Remember way back in December last year, when the rumors were swirling that the next generation of Nissan’s sports rocket, the GT-R, would be getting a hybrid drivetrain? Since then we’ve gotten subsequent confirmation that, indeed, Nissan was thinking about putting some kind of electric drivetrain into the GT-R—be it hybrid or fully electric.
And with the upcoming launch of the new Infiniti M35 hybrid at the LA Auto Show later this year, it seems that all the clues are falling into place—could the M35′s hybrid system be a portent of what’s to come for the GT-R?
As the Detroit Bureau reports, the M35 hybrid represents Nissan’s first fully in-house designed hybrid system—the Altima hybrid used slightly modified technology licensed from Toyota. But Nissan isn’t simply aiming to match Toyota on the performance of their own hybrid system, they want to best it in all ways. To start with, the Nissan system uses lithium-ion batteries, which take up less space and are lighter weight than Toyota’s nickel metal hydride batteries. To save additional weight, the M35 uses a single 50 kW electric motor, as opposed to Toyota’s two motors.
The Nissan system forgoes the continuously variable transmission (CVT) that Toyota uses in its hybrids in favor of a 6 speed automatic. This is a strategy that Hyundai is also employing in its upcoming Sonata Hybrid. In both cases, the choice of a 6 speed automatic was made to deal with the CVTs seeming lack of connection to the tires during acceleration which can be somewhat unnerving and lead to a sense of marshmallow accelerator pedal. In my mind, this feature is the key to having an acceptable hybrid system in the GT-R. With a gooey, slow, CVT you could never eek out the performance embodied in the GT-R.
Of course, I’m guessing Nissan will still offer the GT-R in a couple traditional combustion configurations, with the hybrid system being one build option. But if done properly, the hybrid system can actually increase the performance of the combustion engine by adding oomph at the low end during initial acceleration and by adding a bit of torque during passing maneuvers. Plus, when just driving the GT-R as your daily driver (which is one of the great appeals of the sports car), the hybrid system will likely increase fuel economy by at least 30%.
In the case of the M35 hybrid, Infiniti General Manager Ben Poore, says “We’ll deliver V8 performance with 4-cylinder fuel-economy.
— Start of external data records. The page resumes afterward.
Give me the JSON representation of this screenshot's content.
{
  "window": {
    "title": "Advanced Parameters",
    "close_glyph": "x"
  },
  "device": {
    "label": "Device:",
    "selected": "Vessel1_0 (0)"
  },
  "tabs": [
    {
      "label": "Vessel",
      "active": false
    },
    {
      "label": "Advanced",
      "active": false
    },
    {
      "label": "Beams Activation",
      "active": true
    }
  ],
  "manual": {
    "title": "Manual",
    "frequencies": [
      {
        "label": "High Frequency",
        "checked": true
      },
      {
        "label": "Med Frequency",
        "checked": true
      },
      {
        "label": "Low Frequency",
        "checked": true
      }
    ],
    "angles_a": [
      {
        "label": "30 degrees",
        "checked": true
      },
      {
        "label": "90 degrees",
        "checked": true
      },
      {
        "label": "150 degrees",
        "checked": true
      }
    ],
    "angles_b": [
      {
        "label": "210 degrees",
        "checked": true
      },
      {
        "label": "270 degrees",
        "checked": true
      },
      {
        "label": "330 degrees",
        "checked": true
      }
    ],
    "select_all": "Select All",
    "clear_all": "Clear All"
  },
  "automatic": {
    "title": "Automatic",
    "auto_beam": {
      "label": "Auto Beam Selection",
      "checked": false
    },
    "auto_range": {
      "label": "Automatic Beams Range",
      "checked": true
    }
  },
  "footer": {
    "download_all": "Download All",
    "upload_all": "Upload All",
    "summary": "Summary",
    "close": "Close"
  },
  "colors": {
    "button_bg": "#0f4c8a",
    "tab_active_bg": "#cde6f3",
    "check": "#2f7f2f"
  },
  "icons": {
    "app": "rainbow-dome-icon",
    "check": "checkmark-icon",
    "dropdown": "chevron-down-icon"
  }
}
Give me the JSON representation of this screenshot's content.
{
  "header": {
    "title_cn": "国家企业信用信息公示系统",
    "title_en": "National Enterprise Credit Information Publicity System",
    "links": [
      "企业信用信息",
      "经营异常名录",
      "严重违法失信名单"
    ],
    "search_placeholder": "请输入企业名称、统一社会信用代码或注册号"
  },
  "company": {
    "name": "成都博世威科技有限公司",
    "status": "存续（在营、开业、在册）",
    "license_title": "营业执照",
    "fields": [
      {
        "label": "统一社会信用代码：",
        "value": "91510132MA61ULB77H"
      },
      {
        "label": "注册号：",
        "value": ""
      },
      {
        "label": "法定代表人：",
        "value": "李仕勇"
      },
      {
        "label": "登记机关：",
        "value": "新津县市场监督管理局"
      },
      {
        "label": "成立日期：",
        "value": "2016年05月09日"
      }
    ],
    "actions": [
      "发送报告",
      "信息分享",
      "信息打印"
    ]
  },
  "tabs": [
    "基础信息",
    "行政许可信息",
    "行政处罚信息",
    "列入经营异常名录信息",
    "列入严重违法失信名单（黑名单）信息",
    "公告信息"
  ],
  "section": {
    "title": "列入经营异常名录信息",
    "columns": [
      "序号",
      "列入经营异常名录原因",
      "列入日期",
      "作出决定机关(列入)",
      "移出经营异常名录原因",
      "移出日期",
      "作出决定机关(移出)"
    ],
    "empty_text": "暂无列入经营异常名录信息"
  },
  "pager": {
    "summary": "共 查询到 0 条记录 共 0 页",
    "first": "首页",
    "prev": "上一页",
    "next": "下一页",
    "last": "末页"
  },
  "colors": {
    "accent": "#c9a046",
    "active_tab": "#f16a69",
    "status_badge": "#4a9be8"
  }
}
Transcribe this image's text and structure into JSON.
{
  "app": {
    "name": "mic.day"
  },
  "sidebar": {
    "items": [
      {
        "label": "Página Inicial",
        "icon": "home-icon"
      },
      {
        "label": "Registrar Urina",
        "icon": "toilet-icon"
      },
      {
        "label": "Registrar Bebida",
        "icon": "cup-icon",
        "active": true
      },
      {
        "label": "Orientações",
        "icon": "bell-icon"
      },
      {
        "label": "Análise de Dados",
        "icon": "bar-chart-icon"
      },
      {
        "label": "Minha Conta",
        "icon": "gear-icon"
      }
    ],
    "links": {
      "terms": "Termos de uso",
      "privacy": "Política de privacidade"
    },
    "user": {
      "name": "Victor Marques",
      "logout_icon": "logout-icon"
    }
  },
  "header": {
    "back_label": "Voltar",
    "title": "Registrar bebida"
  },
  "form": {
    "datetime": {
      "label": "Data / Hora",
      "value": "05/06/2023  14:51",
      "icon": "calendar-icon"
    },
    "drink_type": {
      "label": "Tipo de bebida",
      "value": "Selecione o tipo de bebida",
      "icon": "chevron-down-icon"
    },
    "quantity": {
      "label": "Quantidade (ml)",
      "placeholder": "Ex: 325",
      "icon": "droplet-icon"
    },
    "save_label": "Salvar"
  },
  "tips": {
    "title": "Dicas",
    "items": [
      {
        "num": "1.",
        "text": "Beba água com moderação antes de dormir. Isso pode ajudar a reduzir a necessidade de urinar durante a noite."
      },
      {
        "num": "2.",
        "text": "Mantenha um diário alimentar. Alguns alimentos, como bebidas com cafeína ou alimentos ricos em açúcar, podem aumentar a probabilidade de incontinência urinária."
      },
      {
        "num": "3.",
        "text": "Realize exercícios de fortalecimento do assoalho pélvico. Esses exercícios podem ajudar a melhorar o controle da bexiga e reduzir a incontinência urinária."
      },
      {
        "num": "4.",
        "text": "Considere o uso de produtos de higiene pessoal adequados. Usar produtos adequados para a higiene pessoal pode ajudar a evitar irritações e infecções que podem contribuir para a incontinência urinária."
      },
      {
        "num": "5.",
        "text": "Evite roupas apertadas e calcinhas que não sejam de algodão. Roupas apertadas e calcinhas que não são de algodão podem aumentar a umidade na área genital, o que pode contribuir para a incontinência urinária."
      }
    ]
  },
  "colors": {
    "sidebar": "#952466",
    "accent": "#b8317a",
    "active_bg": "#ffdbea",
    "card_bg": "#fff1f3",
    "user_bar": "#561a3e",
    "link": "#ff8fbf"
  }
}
We’re going for fuel economy of over 30 mpg on the highway.” It seems that for a car like the GT-R, 30 mpg or more (it’s a lighter, more aerodynamic vehicle than the M35) on the highway would be incredibly respectable—especially if it were able to maintain a 0-60 mph time in the low 3 second range and a combined 480 horsepower.
Nissan has also said that they’ll be releasing an all electric sports car based on the LEAF platform at some point in the near future. The GT-R’s dabbling in the hybrid realm could be an indicator of what direction they are going with the electric sports car concept.